Exercise aim ::
Exact copies of all the lines below are required.

Material provided ::
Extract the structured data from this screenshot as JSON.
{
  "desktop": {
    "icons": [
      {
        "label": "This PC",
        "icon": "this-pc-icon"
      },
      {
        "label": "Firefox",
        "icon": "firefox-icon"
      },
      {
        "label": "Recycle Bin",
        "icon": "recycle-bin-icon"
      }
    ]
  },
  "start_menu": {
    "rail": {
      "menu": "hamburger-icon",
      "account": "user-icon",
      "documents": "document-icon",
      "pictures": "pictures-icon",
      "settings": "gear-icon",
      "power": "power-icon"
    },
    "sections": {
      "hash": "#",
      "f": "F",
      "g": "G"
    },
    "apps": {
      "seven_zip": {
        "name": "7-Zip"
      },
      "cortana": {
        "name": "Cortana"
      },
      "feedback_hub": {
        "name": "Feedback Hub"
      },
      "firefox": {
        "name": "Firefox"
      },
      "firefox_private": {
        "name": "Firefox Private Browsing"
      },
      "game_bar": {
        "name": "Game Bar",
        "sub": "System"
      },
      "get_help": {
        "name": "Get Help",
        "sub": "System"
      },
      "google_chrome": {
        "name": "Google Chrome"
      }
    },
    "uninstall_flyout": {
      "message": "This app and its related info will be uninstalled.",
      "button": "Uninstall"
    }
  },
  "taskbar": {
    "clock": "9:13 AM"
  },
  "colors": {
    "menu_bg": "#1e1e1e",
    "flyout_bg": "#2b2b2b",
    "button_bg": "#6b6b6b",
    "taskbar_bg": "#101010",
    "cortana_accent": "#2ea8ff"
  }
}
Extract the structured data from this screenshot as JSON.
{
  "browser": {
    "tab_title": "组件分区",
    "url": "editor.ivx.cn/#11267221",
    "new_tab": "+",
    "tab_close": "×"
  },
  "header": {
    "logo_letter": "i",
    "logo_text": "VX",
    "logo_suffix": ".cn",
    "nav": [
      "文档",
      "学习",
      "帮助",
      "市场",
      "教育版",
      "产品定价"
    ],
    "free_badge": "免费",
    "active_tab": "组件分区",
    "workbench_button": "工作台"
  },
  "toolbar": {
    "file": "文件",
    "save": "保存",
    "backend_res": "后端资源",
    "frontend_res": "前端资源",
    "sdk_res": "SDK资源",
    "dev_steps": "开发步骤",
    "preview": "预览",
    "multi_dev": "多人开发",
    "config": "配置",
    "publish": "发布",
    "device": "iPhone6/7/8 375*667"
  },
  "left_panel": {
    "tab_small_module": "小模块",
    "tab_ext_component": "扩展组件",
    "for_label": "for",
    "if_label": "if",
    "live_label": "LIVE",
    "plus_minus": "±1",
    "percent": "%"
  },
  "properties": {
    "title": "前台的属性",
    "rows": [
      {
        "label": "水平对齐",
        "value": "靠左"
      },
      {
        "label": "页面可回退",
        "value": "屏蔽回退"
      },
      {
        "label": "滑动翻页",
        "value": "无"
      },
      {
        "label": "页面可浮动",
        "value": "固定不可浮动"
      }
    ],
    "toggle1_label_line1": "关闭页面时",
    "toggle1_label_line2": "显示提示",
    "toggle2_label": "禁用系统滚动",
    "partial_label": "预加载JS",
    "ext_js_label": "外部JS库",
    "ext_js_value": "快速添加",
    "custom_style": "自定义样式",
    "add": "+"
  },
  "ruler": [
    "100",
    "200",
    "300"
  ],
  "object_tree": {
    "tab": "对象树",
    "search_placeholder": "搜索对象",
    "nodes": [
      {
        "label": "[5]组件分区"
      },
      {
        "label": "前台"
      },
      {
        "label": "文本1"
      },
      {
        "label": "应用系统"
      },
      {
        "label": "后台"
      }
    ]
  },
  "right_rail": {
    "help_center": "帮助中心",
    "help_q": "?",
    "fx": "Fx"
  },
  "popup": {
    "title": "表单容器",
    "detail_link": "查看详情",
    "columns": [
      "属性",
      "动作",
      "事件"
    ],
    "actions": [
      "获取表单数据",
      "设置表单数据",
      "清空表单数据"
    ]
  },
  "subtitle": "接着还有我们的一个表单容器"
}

Response area ::
Extract the structured data from this screenshot as JSON.
{
  "desktop": {
    "icons": [
      {
        "label": "This PC",
        "icon": "this-pc-icon"
      },
      {
        "label": "Firefox",
        "icon": "firefox-icon"
      },
      {
        "label": "Recycle Bin",
        "icon": "recycle-bin-icon"
      }
    ]
  },
  "start_menu": {
    "rail": {
      "menu": "hamburger-icon",
      "account": "user-icon",
      "documents": "document-icon",
      "pictures": "pictures-icon",
      "settings": "gear-icon",
      "power": "power-icon"
    },
    "sections": {
      "hash": "#",
      "f": "F",
      "g": "G"
    },
    "apps": {
      "seven_zip": {
        "name": "7-Zip"
      },
      "cortana": {
        "name": "Cortana"
      },
      "feedback_hub": {
        "name": "Feedback Hub"
      },
      "firefox": {
        "name": "Firefox"
      },
      "firefox_private": {
        "name": "Firefox Private Browsing"
      },
      "game_bar": {
        "name": "Game Bar",
        "sub": "System"
      },
      "get_help": {
        "name": "Get Help",
        "sub": "System"
      },
      "google_chrome": {
        "name": "Google Chrome"
      }
    },
    "uninstall_flyout": {
      "message": "This app and its related info will be uninstalled.",
      "button": "Uninstall"
    }
  },
  "taskbar": {
    "clock": "9:13 AM"
  },
  "colors": {
    "menu_bg": "#1e1e1e",
    "flyout_bg": "#2b2b2b",
    "button_bg": "#6b6b6b",
    "taskbar_bg": "#101010",
    "cortana_accent": "#2ea8ff"
  }
}
Extract the structured data from this screenshot as JSON.
{
  "browser": {
    "tab_title": "组件分区",
    "url": "editor.ivx.cn/#11267221",
    "new_tab": "+",
    "tab_close": "×"
  },
  "header": {
    "logo_letter": "i",
    "logo_text": "VX",
    "logo_suffix": ".cn",
    "nav": [
      "文档",
      "学习",
      "帮助",
      "市场",
      "教育版",
      "产品定价"
    ],
    "free_badge": "免费",
    "active_tab": "组件分区",
    "workbench_button": "工作台"
  },
  "toolbar": {
    "file": "文件",
    "save": "保存",
    "backend_res": "后端资源",
    "frontend_res": "前端资源",
    "sdk_res": "SDK资源",
    "dev_steps": "开发步骤",
    "preview": "预览",
    "multi_dev": "多人开发",
    "config": "配置",
    "publish": "发布",
    "device": "iPhone6/7/8 375*667"
  },
  "left_panel": {
    "tab_small_module": "小模块",
    "tab_ext_component": "扩展组件",
    "for_label": "for",
    "if_label": "if",
    "live_label": "LIVE",
    "plus_minus": "±1",
    "percent": "%"
  },
  "properties": {
    "title": "前台的属性",
    "rows": [
      {
        "label": "水平对齐",
        "value": "靠左"
      },
      {
        "label": "页面可回退",
        "value": "屏蔽回退"
      },
      {
        "label": "滑动翻页",
        "value": "无"
      },
      {
        "label": "页面可浮动",
        "value": "固定不可浮动"
      }
    ],
    "toggle1_label_line1": "关闭页面时",
    "toggle1_label_line2": "显示提示",
    "toggle2_label": "禁用系统滚动",
    "partial_label": "预加载JS",
    "ext_js_label": "外部JS库",
    "ext_js_value": "快速添加",
    "custom_style": "自定义样式",
    "add": "+"
  },
  "ruler": [
    "100",
    "200",
    "300"
  ],
  "object_tree": {
    "tab": "对象树",
    "search_placeholder": "搜索对象",
    "nodes": [
      {
        "label": "[5]组件分区"
      },
      {
        "label": "前台"
      },
      {
        "label": "文本1"
      },
      {
        "label": "应用系统"
      },
      {
        "label": "后台"
      }
    ]
  },
  "right_rail": {
    "help_center": "帮助中心",
    "help_q": "?",
    "fx": "Fx"
  },
  "popup": {
    "title": "表单容器",
    "detail_link": "查看详情",
    "columns": [
      "属性",
      "动作",
      "事件"
    ],
    "actions": [
      "获取表单数据",
      "设置表单数据",
      "清空表单数据"
    ]
  },
  "subtitle": "接着还有我们的一个表单容器"
}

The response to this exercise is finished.